By Ashley McDougal, Staff Writer

For many, now is the time to be out of doors planting and gardening and enjoying the fruits of their labor and of Mother Nature’s.

This is the case with Evelyn Etheredge, long time Chiefland resident, who said, “people identify me by ‘oh, you live on the corner down there by the traffic light where all of those beautiful wildflowers are.’”

Almost 92 years old and it’s not unusual to drive past and see her petite frame out working in her yard, pulling weeds as she goes on her walks. Though it is the season to do so, Etheridge is one who will not be pulling out her lawn mower anytime soon. 

“I love Mother Nature things and I had some wild flowers growing in this part of the yard that I didn’t keep mowed. I just came to love wild flowers,” she said. Every spring now, her two-acre property is filled with multi-colored phlox and yellow coreopsis, the state wildflower, among other blooms, some planted, but the majority of which have seeded naturally.

Etheredge expresses appreciation for the beauty that surrounds her home as she said, “I think I feel like that’s God smiling down upon me with such a spread.” She went on to explain that there are two types of growth, wildflowers and weeds, pointing out some purple flowers that she says many consider weeds.

“So anything that has a flower on it I protect, and my flowers attract a lot of attention from people passing. Many stop and make pictures … any plant with leaves that blooms, I protect.”

She doesn’t mind the attention or sharing her yard. On the contrary, Etheredge said that she often goes out and strikes up a conversation with those stopping because they are admiring her flowers as she does. It gives them something in common to talk about. She used to put up signs asking people to enjoy her flowers, but not to pick them, though she has made an exception now and then for someone asking permission to pick flowers for a loved one.

What advice would she give to others hoping to grow their own? “I tell them, when they go to seed, they can come gather seed, but you don’t have very good luck trying to transplant a wildflower. Mother nature takes care of that.”

There’s a lot more to her story than the beautiful blooms that fill her yard. Etheredge has a history in Chiefland, in Hardeetown, and she has been an inspiration to some in the community.

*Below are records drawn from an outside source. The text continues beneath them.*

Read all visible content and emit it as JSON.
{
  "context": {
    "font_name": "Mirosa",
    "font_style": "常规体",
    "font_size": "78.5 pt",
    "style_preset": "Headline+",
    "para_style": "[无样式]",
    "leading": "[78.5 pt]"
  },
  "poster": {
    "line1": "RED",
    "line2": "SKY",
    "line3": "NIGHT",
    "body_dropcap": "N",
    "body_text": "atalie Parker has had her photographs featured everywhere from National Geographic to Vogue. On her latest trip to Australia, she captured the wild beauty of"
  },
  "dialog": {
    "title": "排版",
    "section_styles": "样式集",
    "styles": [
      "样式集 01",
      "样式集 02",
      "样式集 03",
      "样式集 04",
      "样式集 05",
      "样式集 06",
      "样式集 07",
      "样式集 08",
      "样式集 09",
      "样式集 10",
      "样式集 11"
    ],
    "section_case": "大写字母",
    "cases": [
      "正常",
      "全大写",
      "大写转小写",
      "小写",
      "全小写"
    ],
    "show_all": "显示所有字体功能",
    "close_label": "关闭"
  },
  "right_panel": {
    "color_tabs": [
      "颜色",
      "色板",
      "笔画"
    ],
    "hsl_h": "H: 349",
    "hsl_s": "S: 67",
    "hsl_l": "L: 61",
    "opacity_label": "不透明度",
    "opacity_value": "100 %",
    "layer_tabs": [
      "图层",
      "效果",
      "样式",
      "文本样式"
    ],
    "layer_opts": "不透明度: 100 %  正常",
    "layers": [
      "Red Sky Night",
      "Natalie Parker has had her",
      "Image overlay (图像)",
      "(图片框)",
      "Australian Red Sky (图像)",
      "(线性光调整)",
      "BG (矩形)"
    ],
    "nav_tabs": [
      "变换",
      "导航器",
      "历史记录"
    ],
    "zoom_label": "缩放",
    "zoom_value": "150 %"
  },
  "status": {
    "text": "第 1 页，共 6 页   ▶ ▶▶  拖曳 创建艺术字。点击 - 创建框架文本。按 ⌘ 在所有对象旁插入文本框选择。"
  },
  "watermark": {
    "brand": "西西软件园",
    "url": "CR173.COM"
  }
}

Born on a farm in the rural part of Newberry, she was the next to youngest of 10 children and now the only one living. She graduated from high school in 1941, attended three years of college at Berry College in Georgia and then finished her final year at the University of Georgia in 1946.

She moved to Chiefland to fill a position teaching Economics at the high school. She lived with a roommate who was a teacher and also ran a boarding house.

“My roommate had a boyfriend whose cousin she introduced me to and end of story, we lived happily ever after,” Etheredge said of her and her late husband, B.T. Etheredge, to whom she was married for more than 50 years.

“I grew up on a farm. I didn’t want to marry a farmer because they have such a hard life, but that changed,” she said with a smile. “I learned to love farming because it was close to the earth.”

Etheredge later taught second grade and became part of the reason one of her students chose to also teach. Now teaching second grade, her former student invited Etheredge, in recent years, to come back and read to her class. Etheredge said she had such a good time during the experience.

When asked how long she taught for, Etheredge said, “Not as long as I could have, but I wanted to stop while the sun was still shining.”


Looking for advice on how to make your yard and plantings flourish? According to Barbara Edmonds, Homeowner Horticulture Program Assistant with the University of Florida IFAS Extension office in Levy County, one plant doesn’t suit all. She explained that providing resources where people can go for information is far more valuable than saying do this or do that as soil types and environments vary greatly. For an online database of Florida plants and an interactive yard tool visit  HYPERLINK "http://floridayards.org/" \t "_blank" http://floridayards.org/ or contact your local county extension office for further assistance.